Werner Krause and Christina Gahn argue that we need to pay more attention to how the media communicates the results of opinion polls to the public. Reporting methodological details, such as margins of error, can alter citizens’ vote choices on election day. This has important implications for elections around the world
2024 is a big election year across the globe, when public opinion polls will come into sharp media focus. The US elections in 2016 and 2020, and the Brexit referendum in 2016, triggered debates about the reliability and potentially 'harmful' power of polls. Recent media reports are again covering the potential pitfalls of misinterpreting polling scores.
These discussions frequently revolve around the assumption that election polls not only mirror the preferences of voters but can also significantly influence them. Hence, while polls can serve as a valuable tool to help citizens make well-informed voting decisions, there is a concurrent risk that these decisions may be based on imprecise or faulty information.
Election polls not only mirror the preferences of voters but can also significantly influence them
Elections are often tightly contested. Since the year 2000, a margin of less than 2.5 percentage points has decided more than a quarter of parliamentary elections in the European Union.
Whether and how polls influence election results has long been subject to academic analysis. This has identified a wide array of potential influences described variously as bandwagon, momentum, Titanic, or underdog effects. Additionally, as the political landscape diversifies and the number of political parties increases, strategic voting decisions become more crucial.
The effectiveness of these voting strategies, however, hinges on the quality of polling estimates, which is challenging for voters to assess. Key questions arise regarding the recruitment of survey participants, whether they represent the voting population, and how many people come out to vote on election day. Moreover, what methods do polling institutes employ to correct potential biases in their samples?
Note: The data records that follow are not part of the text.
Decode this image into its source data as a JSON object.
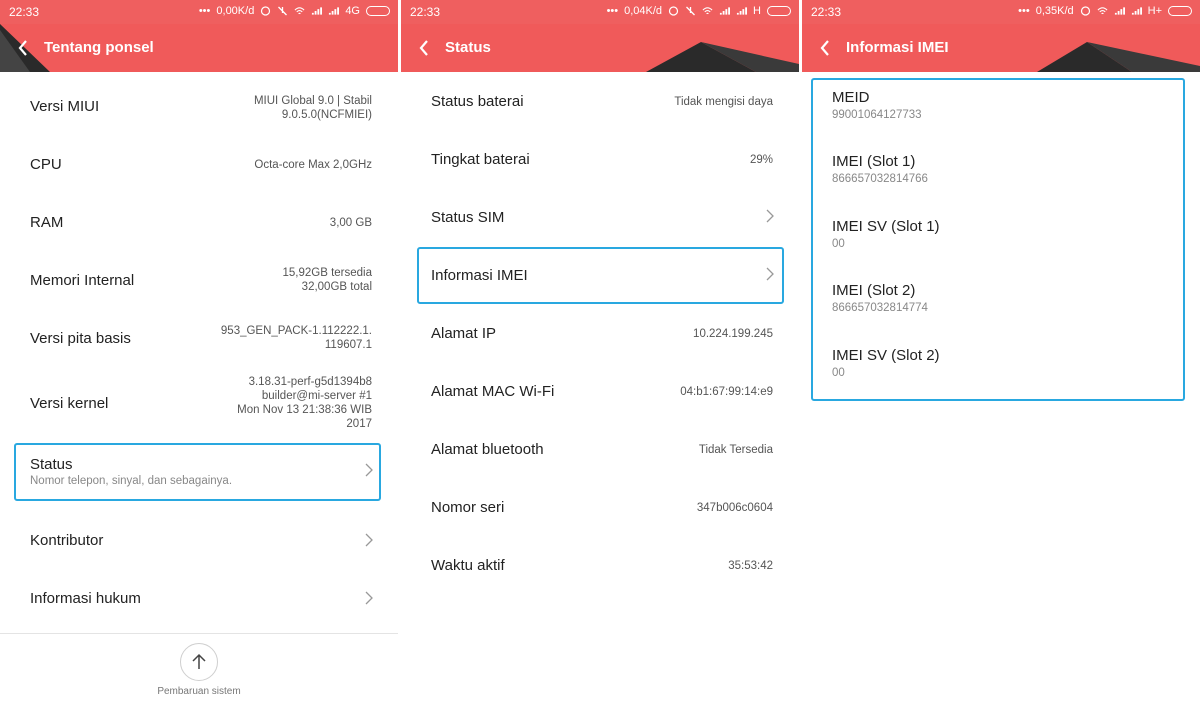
{
  "panels": [
    {
      "status_bar": {
        "time": "22:33",
        "speed": "0,00K/d",
        "network": "4G"
      },
      "title": "Tentang ponsel",
      "items": [
        {
          "label": "Versi MIUI",
          "value_lines": [
            "MIUI Global 9.0 | Stabil",
            "9.0.5.0(NCFMIEI)"
          ]
        },
        {
          "label": "CPU",
          "value_lines": [
            "Octa-core Max 2,0GHz"
          ]
        },
        {
          "label": "RAM",
          "value_lines": [
            "3,00 GB"
          ]
        },
        {
          "label": "Memori Internal",
          "value_lines": [
            "15,92GB tersedia",
            "32,00GB total"
          ]
        },
        {
          "label": "Versi pita basis",
          "value_lines": [
            "953_GEN_PACK-1.112222.1.",
            "119607.1"
          ]
        },
        {
          "label": "Versi kernel",
          "value_lines": [
            "3.18.31-perf-g5d1394b8",
            "builder@mi-server #1",
            "Mon Nov 13 21:38:36 WIB",
            "2017"
          ]
        },
        {
          "label": "Status",
          "subtitle": "Nomor telepon, sinyal, dan sebagainya."
        },
        {
          "label": "Kontributor"
        },
        {
          "label": "Informasi hukum"
        }
      ],
      "update_label": "Pembaruan sistem"
    },
    {
      "status_bar": {
        "time": "22:33",
        "speed": "0,04K/d",
        "network": "H"
      },
      "title": "Status",
      "items": [
        {
          "label": "Status baterai",
          "value": "Tidak mengisi daya"
        },
        {
          "label": "Tingkat baterai",
          "value": "29%"
        },
        {
          "label": "Status SIM"
        },
        {
          "label": "Informasi IMEI"
        },
        {
          "label": "Alamat IP",
          "value": "10.224.199.245"
        },
        {
          "label": "Alamat MAC Wi-Fi",
          "value": "04:b1:67:99:14:e9"
        },
        {
          "label": "Alamat bluetooth",
          "value": "Tidak Tersedia"
        },
        {
          "label": "Nomor seri",
          "value": "347b006c0604"
        },
        {
          "label": "Waktu aktif",
          "value": "35:53:42"
        }
      ]
    },
    {
      "status_bar": {
        "time": "22:33",
        "speed": "0,35K/d",
        "network": "H+"
      },
      "title": "Informasi IMEI",
      "items": [
        {
          "label": "MEID",
          "value": "99001064127733"
        },
        {
          "label": "IMEI (Slot 1)",
          "value": "866657032814766"
        },
        {
          "label": "IMEI SV (Slot 1)",
          "value": "00"
        },
        {
          "label": "IMEI (Slot 2)",
          "value": "866657032814774"
        },
        {
          "label": "IMEI SV (Slot 2)",
          "value": "00"
        }
      ]
    }
  ],
  "colors": {
    "header": "#f05a5a",
    "highlight": "#29a8e0"
  },
  "icons": [
    "back-chevron-icon",
    "chevron-right-icon",
    "arrow-up-icon",
    "wifi-icon",
    "signal-icon",
    "battery-icon",
    "alarm-icon",
    "mute-icon"
  ]
}
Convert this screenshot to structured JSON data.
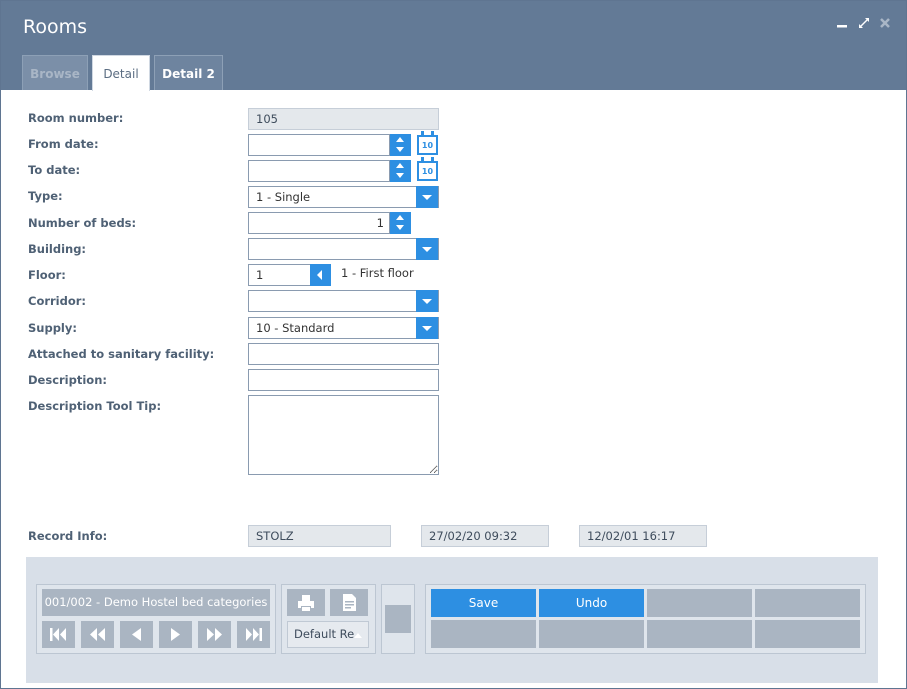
{
  "window": {
    "title": "Rooms"
  },
  "tabs": [
    {
      "label": "Browse"
    },
    {
      "label": "Detail"
    },
    {
      "label": "Detail 2"
    }
  ],
  "form": {
    "room_number": {
      "label": "Room number:",
      "value": "105"
    },
    "from_date": {
      "label": "From date:",
      "value": ""
    },
    "to_date": {
      "label": "To date:",
      "value": ""
    },
    "type": {
      "label": "Type:",
      "value": "1 - Single"
    },
    "number_of_beds": {
      "label": "Number of beds:",
      "value": "1"
    },
    "building": {
      "label": "Building:",
      "value": ""
    },
    "floor": {
      "label": "Floor:",
      "value": "1",
      "description": "1 - First floor"
    },
    "corridor": {
      "label": "Corridor:",
      "value": ""
    },
    "supply": {
      "label": "Supply:",
      "value": "10 - Standard"
    },
    "sanitary": {
      "label": "Attached to sanitary facility:",
      "value": ""
    },
    "description": {
      "label": "Description:",
      "value": ""
    },
    "tooltip": {
      "label": "Description Tool Tip:",
      "value": ""
    },
    "calendar_icon_text": "10"
  },
  "record_info": {
    "label": "Record Info:",
    "user": "STOLZ",
    "created": "27/02/20 09:32",
    "modified": "12/02/01 16:17"
  },
  "toolbar": {
    "record_position": "001/002 - Demo Hostel bed categories",
    "report": "Default Re",
    "save_label": "Save",
    "undo_label": "Undo"
  },
  "colors": {
    "titlebar": "#637a96",
    "accent": "#2d8fe2",
    "toolbar_bg": "#d8dfe8",
    "button_gray": "#aab5c2"
  },
  "icons": [
    "minimize-icon",
    "maximize-icon",
    "close-icon",
    "calendar-icon",
    "print-icon",
    "report-icon",
    "first-record-icon",
    "prev-page-icon",
    "prev-record-icon",
    "next-record-icon",
    "next-page-icon",
    "last-record-icon"
  ]
}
Against this backdrop, polling values reported in the media often show more precision than is appropriate. To address some of these uncertainties, margins of error can illustrate the range within which polling estimates are most likely to fall. Although margins of error do not provide a complete picture of a poll’s reliability, they underscore the need for caution when interpreting polling estimates.
Margins of error underscore the need for caution when interpreting polling estimates
Despite their significance, margins of error usually receive little attention in media reporting. For instance, a study spanning 1980 to 2002 found that only 2% of polling results reported in German media included corresponding margins of error. However, there is a positive trend evident from 2005 to 2017, which shows this figure doubling. According to our data, German media mentioned margins of error in 23% of reports leading up to the 2021 election.
While this data reflects an improvement, the media rarely presents or discusses margins explicitly. Margins are often mentioned only in small text below the polls or at the end of news reports.
We recently published a study in the European Journal for Political Research. Our study, conducted in Germany, delved into the significance of debates surrounding election polls. We employed a survey experiment to examine whether citizens' voting intentions shift when they are shown the uncertainties inherent in polls, particularly when the margins of error are explicit.
We hypothesised that if a political contest is perceived as open, more voters would be inclined to support one of the two largest parties. Such a scenario not only impacts the election outcome but also influences the subsequent government formation process. Our experiment presented participants with various polling estimates. We made the margins of error explicit for some respondents and omitted them for others.
Our results revealed that citizens make different voting decisions based on the presentation of margins of error. When displayed in a closely contested race, more citizens cast their votes for one of the two largest parties. Importantly, these differences in voting decisions are linked to the interpretation of the margins of error. This was evident when the polls were accompanied by an assessment emphasising the openness of the election outcome in relation to the margins of error.
The crucial role of polls in shaping political competition is evident in various additional examples. Former Austrian ÖVP Chancellor Sebastian Kurz and two pollsters are currently facing accusations of financing and publishing manipulated surveys from 2017. Research also indicates that political parties align their campaign strategies with the fluctuations in survey values. Furthermore, polls play a role in influencing the media coverage of political parties during election campaigns.
Research indicates that political parties align their campaign strategies with the fluctuations in survey values
But how should the media present polling values to the public? One approach is to prohibit altogether the publication of polling results immediately before elections. Indeed, according to the European Society for Opinion and Market Research, 46% of countries worldwide already observe this practice. However, such attempts are increasingly ineffective, as we see in the case of the French presidential elections, during which results were published in neighbouring countries, despite a ban. A publication ban also raises concerns related to press freedom.
An alternative solution involves a responsible and transparent presentation of polls by polling institutes and the media. Simply mentioning margins of error is insufficient; instead, we should consider graphical representations of margins of error and provide additional crucial information, such as the number of undecided voters. Reports that delve into and illustrate the uncertainties associated with polls can also contribute positively to public understanding.
Despite ongoing improvements in survey methodologies by polling institutes, statistical challenges persist in every poll. Transparent communication about these issues is paramount, given the multitude of factors influencing poll quality. Our goal should be to empower voters with all the information they need to make their choice. This includes communicating clearly that polls are snapshots of citizens' voting preferences, accompanied by inherent statistical uncertainty.